Entries from a dataset of interfaces

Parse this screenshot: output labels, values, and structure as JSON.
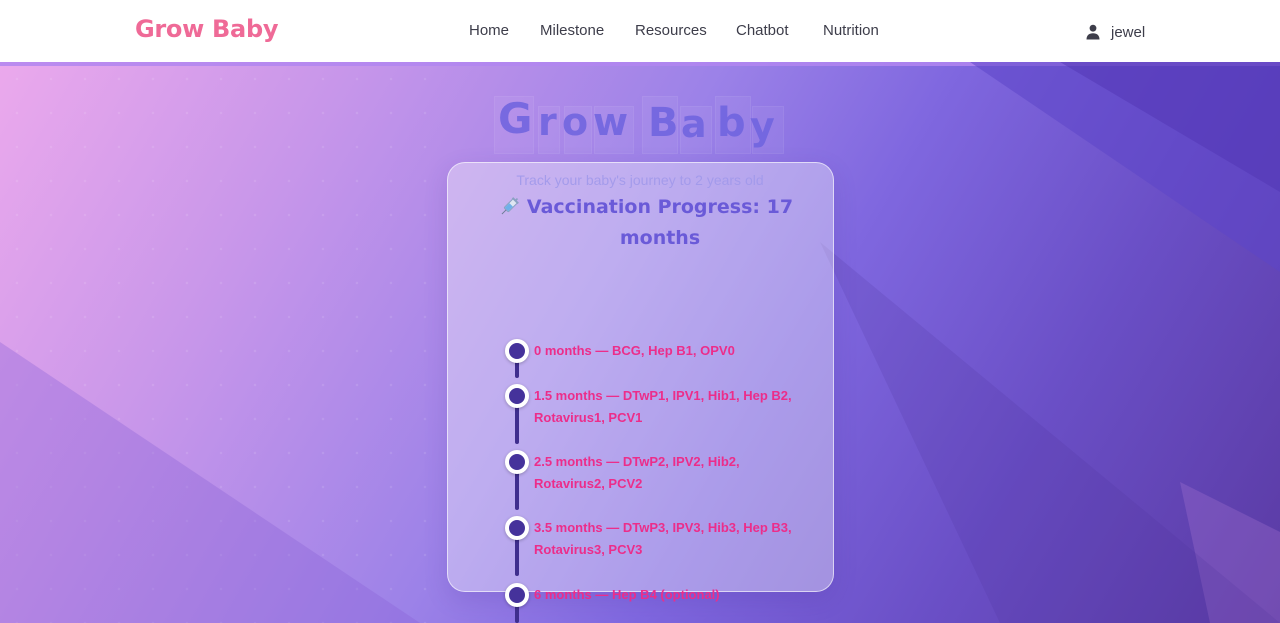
{
  "navbar": {
    "brand": "Grow Baby",
    "links": [
      "Home",
      "Milestone",
      "Resources",
      "Chatbot",
      "Nutrition"
    ],
    "user_name": "jewel",
    "user_icon": "person-icon"
  },
  "hero": {
    "title_letters": [
      "G",
      "r",
      "o",
      "w",
      "B",
      "a",
      "b",
      "y"
    ],
    "subtitle": "Track your baby's journey to 2 years old"
  },
  "vaccination": {
    "icon": "syringe-icon",
    "title": "Vaccination Progress: 17 months",
    "items": [
      "0 months — BCG, Hep B1, OPV0",
      "1.5 months — DTwP1, IPV1, Hib1, Hep B2, Rotavirus1, PCV1",
      "2.5 months — DTwP2, IPV2, Hib2, Rotavirus2, PCV2",
      "3.5 months — DTwP3, IPV3, Hib3, Hep B3, Rotavirus3, PCV3",
      "6 months — Hep B4 (optional)"
    ]
  },
  "colors": {
    "brand": "#ef6a97",
    "accent": "#6a5ad8",
    "item_text": "#ec2d8a",
    "timeline": "#45329b"
  }
}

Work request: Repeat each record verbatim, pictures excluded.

Problem solution:
Parse this screenshot: output labels, values, and structure as JSON.
{
  "navbar": {
    "brand": "Grow Baby",
    "links": [
      "Home",
      "Milestone",
      "Resources",
      "Chatbot",
      "Nutrition"
    ],
    "user_name": "jewel",
    "user_icon": "person-icon"
  },
  "hero": {
    "title_letters": [
      "G",
      "r",
      "o",
      "w",
      "B",
      "a",
      "b",
      "y"
    ],
    "subtitle": "Track your baby's journey to 2 years old"
  },
  "vaccination": {
    "icon": "syringe-icon",
    "title": "Vaccination Progress: 17 months",
    "items": [
      "0 months — BCG, Hep B1, OPV0",
      "1.5 months — DTwP1, IPV1, Hib1, Hep B2, Rotavirus1, PCV1",
      "2.5 months — DTwP2, IPV2, Hib2, Rotavirus2, PCV2",
      "3.5 months — DTwP3, IPV3, Hib3, Hep B3, Rotavirus3, PCV3",
      "6 months — Hep B4 (optional)"
    ]
  },
  "colors": {
    "brand": "#ef6a97",
    "accent": "#6a5ad8",
    "item_text": "#ec2d8a",
    "timeline": "#45329b"
  }
}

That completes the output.